|Gregorini, P - University Of Arkansas|
|Bowman, M - University Of Arkansas|
|Caldwell, J - University Of Arkansas|
|Masino, C - University Of Arkansas|
|Beck, P - University Of Arkansas|
Submitted to: Journal of Animal Science
Publication Type: Peer Reviewed Journal
Publication Acceptance Date: 5/24/2011
Publication Date: 10/18/2011
Citation: Gregorini, P., Gunter, S.A., Bowman, M.T., Caldwell, J.D., Masino, C.A., Coblentz, W.K., Beck, P.A. 2011. Effect of herbage depletion on short-term foraging dynamics and diet quality of steers grazing wheat pastures. Journal of Animal Science. 89:3824-3830.
Interpretive Summary: Experiments assessing short-term foraging behavior and diet quality of wheat pasture by cattle were conducted with 3 levels of herbage depletion. The treatments included an ungrazed sward (control), as well as, medium (one-third) and high (two-thirds) levels of herbage depletion. Herbage depletion resulted in cattle moving faster as they grazed and searching more pasture area for desirable forage. As the cattle moved faster while grazing, they consumed less forage per unit of area searched resulting in the intake being less energetically efficient. Neither the quality of forage consumed, nor the ruminal digestion of it, were affected by extent of depletion. In this experiment, steers adapted their foraging behavior and were able to sustain a quality diet in the short-term. These results suggest that behavioral adaptations would make diet quality less sensitive to herbage mass than previously surmised.

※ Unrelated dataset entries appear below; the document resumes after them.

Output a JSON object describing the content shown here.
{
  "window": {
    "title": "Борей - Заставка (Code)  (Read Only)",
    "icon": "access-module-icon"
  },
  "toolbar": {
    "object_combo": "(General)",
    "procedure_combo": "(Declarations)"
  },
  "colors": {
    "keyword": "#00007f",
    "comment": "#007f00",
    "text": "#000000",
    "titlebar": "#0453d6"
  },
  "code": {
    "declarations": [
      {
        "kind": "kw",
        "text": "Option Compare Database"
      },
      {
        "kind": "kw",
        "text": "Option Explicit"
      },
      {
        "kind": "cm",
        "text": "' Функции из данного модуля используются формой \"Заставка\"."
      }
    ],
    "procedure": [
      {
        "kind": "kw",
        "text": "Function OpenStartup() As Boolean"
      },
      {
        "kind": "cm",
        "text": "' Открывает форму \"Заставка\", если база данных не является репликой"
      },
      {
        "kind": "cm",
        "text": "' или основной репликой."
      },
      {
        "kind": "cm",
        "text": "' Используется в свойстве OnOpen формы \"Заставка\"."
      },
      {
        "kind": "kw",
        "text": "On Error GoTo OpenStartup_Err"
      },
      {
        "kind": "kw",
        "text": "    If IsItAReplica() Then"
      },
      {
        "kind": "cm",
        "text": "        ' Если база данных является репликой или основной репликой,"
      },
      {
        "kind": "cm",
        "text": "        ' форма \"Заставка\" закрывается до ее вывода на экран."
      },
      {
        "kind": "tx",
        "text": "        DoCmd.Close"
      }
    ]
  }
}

Technical Abstract: Two complementary experiments were completed to assess short-term foraging dynamics, diet quality, and ruminal degradation kinetics of herbage consumed by steers with 3 level of herbage depletion. Experiment (Exp.) 1 was a behavioral study in which 3 ruminally cannulated steers were allocated to grazing scenarios simulating 3 levels of herbage depletion. These treatments included an ungrazed sward (control), as well as, medium and high levels of herbage depletion. Grazing scenarios were sampled for sward surface height and amount of green leaf and stem. Foraging dynamics were determined through measurements of bite rate, bite depth, eating step rate, eating distance, potential area consumed while grazing, and bites and intake per eating step. Also, quality of potential herbage consumed was estimated from hand-plucked herbage. In Exp. 2, ruminal degradation kinetics of DM for samples of herbage consumed (masticate) by steers during Exp. 1 were assessed in situ within 5 rumen cannulated steers. The immediately soluble, degraded, and undegraded DM fractions were measured. The DM disappearance rate and lag times were determined from a nonlinear regression model, and the effective degradability of DM was calculated. Herbage depletion resulted in increased eating steps/min, as well as the potential area harvested while grazing (P < 0.05) and reduced herbage intake/eating step (P < 0.05). Neither the herbage potentially consumed, nor the ruminal degradation kinetics, were affected by extent of depletion (P > 0.05). Under these experimental conditions, steers adapted their foraging dynamic and were able to sustain diet quality in the short-term. These results imply that behavioral adaptations would make diet quality less sensitive to certain levels of herbage depletion.